Been tying to make an assault on some as yet unread books on my shelves. I've not bought anything new for a while, no books to review and no lectures to prepare for. At least for a bit. I got hold of this one must have been a couple of years ago. When I was thinking about election in Christ in the writings of Thomas Goodwin (see here). If ever I do some more degree level studies, I'd like to do some work on election in Christ. Don't know whether that'll ever happen.
Anyway, Muller is an important interpreter of Calvin's thought and has gone to a lot of trouble to trace the lines of continuity between Calvin and the Reformed Orthodox tradition that followed in his wake. Basically, if you think Calvin was a 'pure biblical theologian' and that the Reformed Orthodox were little better than a bunch of hair-splitting scholastics, you need a good dose of Muller to set you straight.
As you can see from the title, the subject under consideration is Christ and the decree. In the first chapter, Muller expertly sets out Calvin's teaching on the subject. It's a marvel of biblical insight and conceptual clarity. Muller gives special attention to the interplay between the Reformer's thought on the person of Christ and the divine decree.
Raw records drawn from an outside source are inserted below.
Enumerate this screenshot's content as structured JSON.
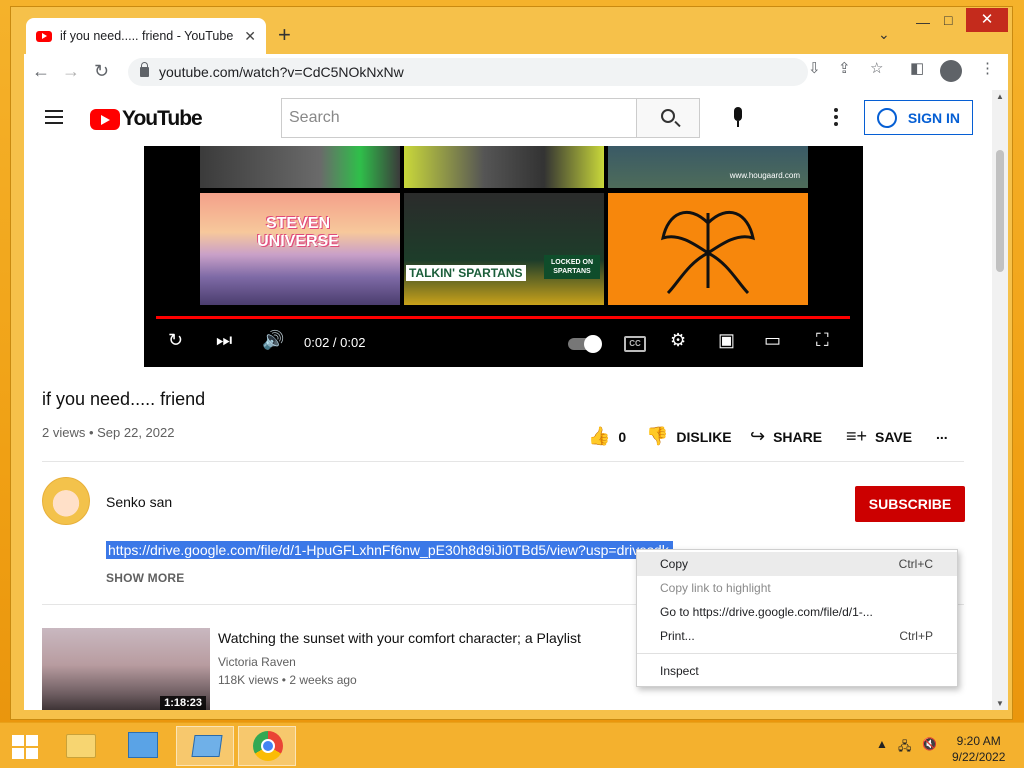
{
  "browser": {
    "tab_title": "if you need..... friend - YouTube",
    "tab_close": "✕",
    "new_tab": "+",
    "url": "youtube.com/watch?v=CdC5NOkNxNw",
    "window_controls": {
      "minimize": "—",
      "maximize": "□",
      "close": "✕"
    }
  },
  "youtube": {
    "logo_text": "YouTube",
    "search_placeholder": "Search",
    "sign_in": "SIGN IN"
  },
  "player": {
    "time": "0:02 / 0:02",
    "progress_fraction": 1.0,
    "thumbnails": [
      {
        "name": "steven-universe",
        "text": "STEVEN UNIVERSE"
      },
      {
        "name": "talkin-spartans",
        "text": "TALKIN' SPARTANS"
      },
      {
        "name": "locked-on-spartans",
        "text": "LOCKED ON SPARTANS"
      },
      {
        "name": "scenic",
        "text": "www.hougaard.com"
      },
      {
        "name": "orange-art",
        "text": ""
      }
    ]
  },
  "video": {
    "title": "if you need..... friend",
    "meta": "2 views • Sep 22, 2022",
    "likes": "0",
    "dislike": "DISLIKE",
    "share": "SHARE",
    "save": "SAVE",
    "more": "..."
  },
  "channel": {
    "name": "Senko san",
    "subscribe": "SUBSCRIBE",
    "description_link": "https://drive.google.com/file/d/1-HpuGFLxhnFf6nw_pE30h8d9iJi0TBd5/view?usp=drivesdk",
    "show_more": "SHOW MORE"
  },
  "recommendation": {
    "title": "Watching the sunset with your comfort character; a Playlist",
    "channel": "Victoria Raven",
    "meta": "118K views • 2 weeks ago",
    "duration": "1:18:23"
  },
  "context_menu": {
    "items": [
      {
        "label": "Copy",
        "shortcut": "Ctrl+C"
      },
      {
        "label": "Copy link to highlight",
        "shortcut": ""
      },
      {
        "label": "Go to https://drive.google.com/file/d/1-...",
        "shortcut": ""
      },
      {
        "label": "Print...",
        "shortcut": "Ctrl+P"
      },
      {
        "label": "Inspect",
        "shortcut": ""
      }
    ]
  },
  "taskbar": {
    "time": "9:20 AM",
    "date": "9/22/2022"
  },
  "colors": {
    "youtube_red": "#ff0000",
    "subscribe_red": "#cc0000",
    "link_blue": "#065fd4",
    "selection_blue": "#3b78e7",
    "desktop_orange": "#f3a418"
  }
}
The Son as God is author of the decree to save together with the Father and the Holy Spirit. In their internal will as well as in their external actions, the persons of the Trinity are undivided. In that triune decree the Son is chosen to carry out the work of mediator. As the Elect One he will take human nature to redeem those who were chosen in him. Muller explains, "Christ stands as mediator, between God and man but also between the decree and its execution and must somehow be subordinate to the decree." (p. 36). The eternal decree is fulfilled in time through Christ's incarnation and saving work. Calvin is clear that the Son was subordinate to the decree only in as much as he was mediator who would take on flesh, not as God, per se. Muller further summarises Calvin's thought,
As mediator Christ is subordinate to the decree while as Son of God he is one with the Father and in no way subordinate. The Son of God stands behind the decree while the Son as mediator is executor of the decree. The relationship between the distinction concerning the decree and its execution and the extra calvinisticum now becomes clear. In the execution of the decree or work of salvation, the Son is wholly given, in subordination to the eternal plan, as mediator. But the Son as God a se ipso cannot be wholly contained in the flesh or in any way subsumed under the execution of the decree. (p. 38)
Yes, Christ was designated the Elect One in whom we were elected to salvation, but he was never less than the electing God, homoousios with the Father and united with him in saving purpose. The value of Calvin's Christocentric doctrine of election is that his account directs the believer to Christ as the 'mirror of our election'. We don't have to try and pry into God's hidden decree to see whether we are elect. We simply look to Christ. He is the Elect One in whom we were chosen. If we are in him now by faith, then we were graciously elected in him in eternity, Acts 13:48. The eternal decree; its execution in time, and its application in the experience of the believer are in, through and by Christ. He is all in all.